Believing that the political class in Britain largely lacks a sincere concept of public service, and that they are generally aloof from and lack affinity with their electorate, John believes that significant changes to the culture of politics in Britain are long overdue. He hopes for less slickness, less spin, less self-consciousness and a great deal more honesty, openness and humility.
John does not subscribe to the traditional concept of a left-right political paradigm. His personal concept of government favours minimalism: less intervention into the lives, choices and liberties of ordinary people; and cutting unnecessary regulatory legislation which he believes resists business creation and growth, saps motivation to be industrious, and suppresses our national economic development.
Smaller, Less Imperious Government
In short, John is a patriot who believes in the innate common sense of the British people, resents the overbearing nature of the nanny state while standing up for those who society has a duty to protect. He believes that Britain has been co-opted into a culture which sees many of our children being raised with a sense of learned helplessness and a lack of confidence, reflected in the attitudes of many young voters who seem not to recognise the many incredible opportunities regaining sovereignty by leaving the EU has to offer.

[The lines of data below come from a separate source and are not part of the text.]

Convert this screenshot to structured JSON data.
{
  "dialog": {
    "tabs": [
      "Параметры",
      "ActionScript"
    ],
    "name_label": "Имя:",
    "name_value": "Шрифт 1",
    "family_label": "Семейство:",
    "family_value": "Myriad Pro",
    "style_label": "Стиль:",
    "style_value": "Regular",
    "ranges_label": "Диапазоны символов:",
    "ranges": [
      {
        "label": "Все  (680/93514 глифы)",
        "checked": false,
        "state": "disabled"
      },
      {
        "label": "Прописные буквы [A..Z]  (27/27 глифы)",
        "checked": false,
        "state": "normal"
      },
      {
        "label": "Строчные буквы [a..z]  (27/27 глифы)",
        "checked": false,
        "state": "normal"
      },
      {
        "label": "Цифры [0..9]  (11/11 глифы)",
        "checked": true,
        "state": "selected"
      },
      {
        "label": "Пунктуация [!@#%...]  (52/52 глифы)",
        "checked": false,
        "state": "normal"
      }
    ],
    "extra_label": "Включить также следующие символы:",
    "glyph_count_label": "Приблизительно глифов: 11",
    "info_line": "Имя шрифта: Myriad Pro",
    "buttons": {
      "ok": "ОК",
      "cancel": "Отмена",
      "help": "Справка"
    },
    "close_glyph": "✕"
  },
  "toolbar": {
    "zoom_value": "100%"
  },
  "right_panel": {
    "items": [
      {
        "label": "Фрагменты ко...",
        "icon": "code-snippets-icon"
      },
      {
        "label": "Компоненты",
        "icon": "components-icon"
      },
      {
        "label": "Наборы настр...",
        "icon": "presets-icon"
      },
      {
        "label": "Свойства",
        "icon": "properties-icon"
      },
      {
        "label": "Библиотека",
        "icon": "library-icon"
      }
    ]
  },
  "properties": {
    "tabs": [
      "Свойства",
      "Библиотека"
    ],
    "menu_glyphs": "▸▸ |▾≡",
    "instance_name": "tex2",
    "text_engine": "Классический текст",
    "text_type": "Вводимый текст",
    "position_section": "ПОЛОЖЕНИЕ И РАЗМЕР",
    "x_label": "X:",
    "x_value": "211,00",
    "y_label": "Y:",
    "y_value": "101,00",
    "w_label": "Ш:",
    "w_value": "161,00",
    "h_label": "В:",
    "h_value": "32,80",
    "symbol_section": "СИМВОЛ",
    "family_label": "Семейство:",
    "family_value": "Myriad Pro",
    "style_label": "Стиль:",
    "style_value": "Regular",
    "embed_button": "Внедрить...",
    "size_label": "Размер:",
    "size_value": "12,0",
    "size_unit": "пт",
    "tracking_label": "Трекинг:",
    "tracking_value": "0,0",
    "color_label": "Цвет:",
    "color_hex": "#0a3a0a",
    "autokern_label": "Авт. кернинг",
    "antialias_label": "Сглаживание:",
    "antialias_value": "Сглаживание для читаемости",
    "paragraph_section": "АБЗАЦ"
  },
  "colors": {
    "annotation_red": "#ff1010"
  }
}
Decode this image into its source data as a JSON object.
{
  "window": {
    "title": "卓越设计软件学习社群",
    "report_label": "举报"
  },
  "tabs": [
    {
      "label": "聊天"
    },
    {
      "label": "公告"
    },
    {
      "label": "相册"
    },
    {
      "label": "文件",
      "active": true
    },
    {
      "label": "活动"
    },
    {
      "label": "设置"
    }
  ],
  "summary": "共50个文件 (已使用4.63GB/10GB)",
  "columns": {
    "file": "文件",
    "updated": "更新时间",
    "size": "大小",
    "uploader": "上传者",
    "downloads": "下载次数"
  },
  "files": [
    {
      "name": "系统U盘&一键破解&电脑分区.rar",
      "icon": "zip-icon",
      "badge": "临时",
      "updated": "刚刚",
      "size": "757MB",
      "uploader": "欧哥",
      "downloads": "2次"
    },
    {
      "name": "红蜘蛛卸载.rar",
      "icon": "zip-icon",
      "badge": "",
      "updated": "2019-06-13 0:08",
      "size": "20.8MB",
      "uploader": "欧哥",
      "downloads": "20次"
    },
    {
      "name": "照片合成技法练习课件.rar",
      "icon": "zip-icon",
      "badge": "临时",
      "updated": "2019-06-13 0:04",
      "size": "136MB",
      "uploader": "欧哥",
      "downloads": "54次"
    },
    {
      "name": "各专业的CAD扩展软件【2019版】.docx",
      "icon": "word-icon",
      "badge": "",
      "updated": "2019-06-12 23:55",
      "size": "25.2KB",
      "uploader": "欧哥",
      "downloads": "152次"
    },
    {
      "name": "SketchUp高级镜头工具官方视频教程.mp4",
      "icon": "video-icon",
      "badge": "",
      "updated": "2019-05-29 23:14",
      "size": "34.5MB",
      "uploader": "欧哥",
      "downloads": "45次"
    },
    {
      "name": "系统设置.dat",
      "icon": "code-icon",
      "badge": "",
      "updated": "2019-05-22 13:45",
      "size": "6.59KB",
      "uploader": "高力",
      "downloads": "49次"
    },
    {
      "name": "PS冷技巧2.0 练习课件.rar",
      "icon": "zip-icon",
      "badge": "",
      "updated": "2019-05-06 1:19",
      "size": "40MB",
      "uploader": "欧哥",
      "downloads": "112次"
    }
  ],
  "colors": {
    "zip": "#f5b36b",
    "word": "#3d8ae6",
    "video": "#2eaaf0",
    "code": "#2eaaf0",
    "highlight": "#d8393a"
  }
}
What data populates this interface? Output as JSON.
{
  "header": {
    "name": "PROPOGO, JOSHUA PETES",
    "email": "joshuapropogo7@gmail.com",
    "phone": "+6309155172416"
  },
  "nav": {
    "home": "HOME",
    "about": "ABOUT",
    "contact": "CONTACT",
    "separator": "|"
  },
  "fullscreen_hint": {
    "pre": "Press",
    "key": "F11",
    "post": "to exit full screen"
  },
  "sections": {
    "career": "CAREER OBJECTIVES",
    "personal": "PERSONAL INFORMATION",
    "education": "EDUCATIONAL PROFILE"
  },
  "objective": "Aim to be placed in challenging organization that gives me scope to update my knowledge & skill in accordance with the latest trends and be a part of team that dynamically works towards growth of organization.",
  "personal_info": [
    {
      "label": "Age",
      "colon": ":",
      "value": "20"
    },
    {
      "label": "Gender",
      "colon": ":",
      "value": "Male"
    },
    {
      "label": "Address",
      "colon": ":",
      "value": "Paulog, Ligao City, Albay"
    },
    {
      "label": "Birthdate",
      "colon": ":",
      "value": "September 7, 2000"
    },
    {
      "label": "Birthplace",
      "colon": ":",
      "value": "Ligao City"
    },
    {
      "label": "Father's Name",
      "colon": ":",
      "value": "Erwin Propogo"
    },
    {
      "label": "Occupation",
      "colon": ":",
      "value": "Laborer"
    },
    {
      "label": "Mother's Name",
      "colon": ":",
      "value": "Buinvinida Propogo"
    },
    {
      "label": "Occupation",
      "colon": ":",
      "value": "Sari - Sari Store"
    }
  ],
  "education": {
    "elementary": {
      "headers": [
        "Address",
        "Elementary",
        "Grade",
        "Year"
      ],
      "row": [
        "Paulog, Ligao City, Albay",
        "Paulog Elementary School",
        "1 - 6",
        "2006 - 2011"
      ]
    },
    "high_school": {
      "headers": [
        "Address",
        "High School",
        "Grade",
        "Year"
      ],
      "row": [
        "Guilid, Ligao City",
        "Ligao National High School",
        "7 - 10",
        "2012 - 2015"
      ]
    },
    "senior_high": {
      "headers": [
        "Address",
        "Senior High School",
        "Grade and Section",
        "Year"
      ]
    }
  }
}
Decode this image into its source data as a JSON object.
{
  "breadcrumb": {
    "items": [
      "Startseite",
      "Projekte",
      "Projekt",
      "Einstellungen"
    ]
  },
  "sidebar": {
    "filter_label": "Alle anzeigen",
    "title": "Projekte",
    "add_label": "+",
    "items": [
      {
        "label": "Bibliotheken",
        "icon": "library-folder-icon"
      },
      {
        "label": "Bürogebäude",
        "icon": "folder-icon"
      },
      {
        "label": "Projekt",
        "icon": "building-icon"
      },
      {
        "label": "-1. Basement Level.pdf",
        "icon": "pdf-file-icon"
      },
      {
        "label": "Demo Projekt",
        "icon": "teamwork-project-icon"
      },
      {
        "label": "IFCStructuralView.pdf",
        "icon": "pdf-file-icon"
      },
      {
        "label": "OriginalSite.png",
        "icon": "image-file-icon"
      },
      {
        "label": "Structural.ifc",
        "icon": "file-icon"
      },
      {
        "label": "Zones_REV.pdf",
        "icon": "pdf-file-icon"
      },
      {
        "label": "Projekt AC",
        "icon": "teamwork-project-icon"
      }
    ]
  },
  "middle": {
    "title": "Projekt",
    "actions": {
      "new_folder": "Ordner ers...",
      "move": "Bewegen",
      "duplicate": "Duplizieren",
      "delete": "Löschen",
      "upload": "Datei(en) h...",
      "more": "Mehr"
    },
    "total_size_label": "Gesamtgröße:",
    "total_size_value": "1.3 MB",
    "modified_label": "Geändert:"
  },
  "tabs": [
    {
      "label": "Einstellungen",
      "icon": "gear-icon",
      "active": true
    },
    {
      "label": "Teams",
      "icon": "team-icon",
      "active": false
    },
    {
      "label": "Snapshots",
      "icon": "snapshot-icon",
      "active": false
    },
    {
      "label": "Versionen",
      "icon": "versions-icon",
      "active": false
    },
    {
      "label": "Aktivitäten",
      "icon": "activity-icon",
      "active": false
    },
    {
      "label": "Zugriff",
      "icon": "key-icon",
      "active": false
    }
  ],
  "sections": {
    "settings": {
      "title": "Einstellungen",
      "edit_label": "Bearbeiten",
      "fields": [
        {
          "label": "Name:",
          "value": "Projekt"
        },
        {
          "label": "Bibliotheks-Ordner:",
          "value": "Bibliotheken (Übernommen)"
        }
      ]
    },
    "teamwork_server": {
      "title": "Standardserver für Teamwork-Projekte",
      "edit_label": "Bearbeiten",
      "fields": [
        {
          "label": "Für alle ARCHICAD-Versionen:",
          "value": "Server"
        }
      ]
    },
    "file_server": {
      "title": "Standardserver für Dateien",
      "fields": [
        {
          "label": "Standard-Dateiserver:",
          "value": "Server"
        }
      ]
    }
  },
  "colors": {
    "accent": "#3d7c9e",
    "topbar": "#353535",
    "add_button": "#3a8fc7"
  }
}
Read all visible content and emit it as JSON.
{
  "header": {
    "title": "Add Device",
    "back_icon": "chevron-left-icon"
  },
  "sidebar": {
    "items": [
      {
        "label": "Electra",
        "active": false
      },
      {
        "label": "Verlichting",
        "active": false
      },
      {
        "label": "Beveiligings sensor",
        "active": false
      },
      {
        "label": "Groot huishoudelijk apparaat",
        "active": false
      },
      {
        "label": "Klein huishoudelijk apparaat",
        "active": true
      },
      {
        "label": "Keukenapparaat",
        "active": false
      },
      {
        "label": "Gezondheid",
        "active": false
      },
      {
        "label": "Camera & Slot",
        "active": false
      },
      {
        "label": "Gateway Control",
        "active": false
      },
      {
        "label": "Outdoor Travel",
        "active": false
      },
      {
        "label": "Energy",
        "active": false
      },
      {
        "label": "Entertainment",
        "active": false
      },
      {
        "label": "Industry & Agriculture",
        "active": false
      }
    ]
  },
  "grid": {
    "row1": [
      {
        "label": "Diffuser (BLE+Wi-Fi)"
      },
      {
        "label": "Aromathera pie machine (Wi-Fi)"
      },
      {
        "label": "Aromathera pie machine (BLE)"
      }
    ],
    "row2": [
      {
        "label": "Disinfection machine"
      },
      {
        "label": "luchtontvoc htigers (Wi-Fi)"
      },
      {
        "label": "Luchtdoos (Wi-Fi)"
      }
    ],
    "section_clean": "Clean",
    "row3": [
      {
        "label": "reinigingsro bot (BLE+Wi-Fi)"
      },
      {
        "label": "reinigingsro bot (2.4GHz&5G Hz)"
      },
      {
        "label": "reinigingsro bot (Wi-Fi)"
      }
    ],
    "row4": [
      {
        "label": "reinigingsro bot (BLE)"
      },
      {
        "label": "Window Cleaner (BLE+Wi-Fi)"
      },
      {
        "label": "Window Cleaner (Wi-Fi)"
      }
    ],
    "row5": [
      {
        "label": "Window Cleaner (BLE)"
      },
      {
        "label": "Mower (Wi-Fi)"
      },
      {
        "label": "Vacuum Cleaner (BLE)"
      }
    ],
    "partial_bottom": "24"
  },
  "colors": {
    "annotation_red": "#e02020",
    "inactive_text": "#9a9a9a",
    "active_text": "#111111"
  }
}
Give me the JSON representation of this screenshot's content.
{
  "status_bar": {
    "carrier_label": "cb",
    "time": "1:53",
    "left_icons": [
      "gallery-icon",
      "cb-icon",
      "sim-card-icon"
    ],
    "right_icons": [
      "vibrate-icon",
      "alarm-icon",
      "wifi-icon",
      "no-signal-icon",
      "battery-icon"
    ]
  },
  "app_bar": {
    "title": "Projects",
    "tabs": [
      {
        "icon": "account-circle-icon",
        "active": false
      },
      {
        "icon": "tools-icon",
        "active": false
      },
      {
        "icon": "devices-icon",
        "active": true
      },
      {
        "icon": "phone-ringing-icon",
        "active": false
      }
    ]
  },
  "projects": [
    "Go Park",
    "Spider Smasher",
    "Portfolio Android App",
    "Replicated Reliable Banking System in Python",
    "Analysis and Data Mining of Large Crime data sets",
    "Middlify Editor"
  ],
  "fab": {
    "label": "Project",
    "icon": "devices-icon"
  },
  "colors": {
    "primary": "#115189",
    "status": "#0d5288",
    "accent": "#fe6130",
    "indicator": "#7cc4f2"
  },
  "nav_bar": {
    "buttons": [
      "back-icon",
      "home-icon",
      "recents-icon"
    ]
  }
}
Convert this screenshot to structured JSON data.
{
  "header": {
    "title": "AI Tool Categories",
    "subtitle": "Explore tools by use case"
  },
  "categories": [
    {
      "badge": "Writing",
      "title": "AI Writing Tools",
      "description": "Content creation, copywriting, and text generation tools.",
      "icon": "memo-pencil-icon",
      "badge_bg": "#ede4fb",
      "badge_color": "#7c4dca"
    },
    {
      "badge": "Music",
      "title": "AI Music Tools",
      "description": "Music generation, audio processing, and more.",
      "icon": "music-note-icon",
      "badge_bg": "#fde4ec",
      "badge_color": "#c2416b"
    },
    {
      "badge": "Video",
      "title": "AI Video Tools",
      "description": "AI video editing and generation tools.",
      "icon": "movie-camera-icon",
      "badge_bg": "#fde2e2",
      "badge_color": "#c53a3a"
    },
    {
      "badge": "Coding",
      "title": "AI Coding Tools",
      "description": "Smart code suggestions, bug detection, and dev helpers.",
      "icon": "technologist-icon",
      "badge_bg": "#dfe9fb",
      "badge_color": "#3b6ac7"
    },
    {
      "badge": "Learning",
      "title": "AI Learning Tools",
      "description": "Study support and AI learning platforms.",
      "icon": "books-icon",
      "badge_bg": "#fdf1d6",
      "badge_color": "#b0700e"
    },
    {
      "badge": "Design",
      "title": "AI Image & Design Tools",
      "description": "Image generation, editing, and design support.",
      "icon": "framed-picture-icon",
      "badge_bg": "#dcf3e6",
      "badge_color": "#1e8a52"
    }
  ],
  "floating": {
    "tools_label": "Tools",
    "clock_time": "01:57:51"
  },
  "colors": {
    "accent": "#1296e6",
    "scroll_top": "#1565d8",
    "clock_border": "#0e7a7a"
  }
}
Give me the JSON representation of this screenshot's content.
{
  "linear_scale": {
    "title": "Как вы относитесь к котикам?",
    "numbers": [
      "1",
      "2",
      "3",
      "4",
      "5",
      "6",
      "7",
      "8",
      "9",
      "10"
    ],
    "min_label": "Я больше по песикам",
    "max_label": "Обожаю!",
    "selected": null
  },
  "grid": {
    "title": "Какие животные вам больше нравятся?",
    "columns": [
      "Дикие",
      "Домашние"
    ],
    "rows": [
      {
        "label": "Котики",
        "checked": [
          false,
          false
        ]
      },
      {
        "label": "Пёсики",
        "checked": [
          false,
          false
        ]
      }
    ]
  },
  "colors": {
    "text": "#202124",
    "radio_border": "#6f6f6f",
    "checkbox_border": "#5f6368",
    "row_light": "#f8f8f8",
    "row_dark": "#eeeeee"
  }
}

It is John’s conviction that our traditional values have been suppressed in favour of political correctness and by the contrived common ‘European identity’ which he does not believe actually exists – except within the fantasy of élite Brussels bureaucrats intent on stamping the world with their legacy; a ‘vanity project’ of an EU Superstate with the wholesale destruction of national sovereignty and identity at its core.
For the sake of his own children, John wants to see a Britain that is free to negotiate its own international trade relationships – particularly with developing countries – and that leads the world in living standards and entrepreneurship.
John has mentored several young people over the last few years and has come to believe that the current structure of Britain’s welfare state can disincentivise the young from achieving their potential, and at the same time stigmatises those who genuinely depend on it. He would like to see very significant changes that increase the motivation and self-respect of long-term unemployed young people in Britain, and hopes to work closely with people in this area to show them how to realise their full potential.
John believes that too many youngsters graduate from the education system with unusable degrees as opposed to vocational skills that could directly be employed by industry. He wants to see greater diversity in schooling that recognises the individuality of young people and allows them to pursue their unique aspirations, learning from successful education models in other countries.
John believes that the next government should investigate ways of ensuring that the educational route of each child should be tailored towards their interests and abilities and that no child should conclude their education without a skill set, whether a trade, entrepreneurial training, or an academic discipline, that will lead them towards a fulfilling career and self sufficiency.
Beginnings of Political Involvement
In 2014 it became clear to John that a tipping point had been passed, and Britons were increasingly coming to see the futility of handing control of our country to the unelected bureaucrats of the European Commission.
John is therefore confidently hopeful that the patriotism and common sense of the British people will prevail and that this will be reflected by a complete return of Britain’s sovereignty and a better deal for the people of Britain.
One of John’s most recent expeditions (Euro Man of Steel) – assisted by Sir Ranulph Fiennes – which raised funds for the Royal British Legion and World Child Cancer.
Above all, John enjoys spending time with his family, particularly walking in the hills or visiting historic sites. His hobbies include occasional adventurous expeditions, hill-running, cycling, mountaineering, skeet shooting, and competitive dynamic pistol shooting (in Bulgaria).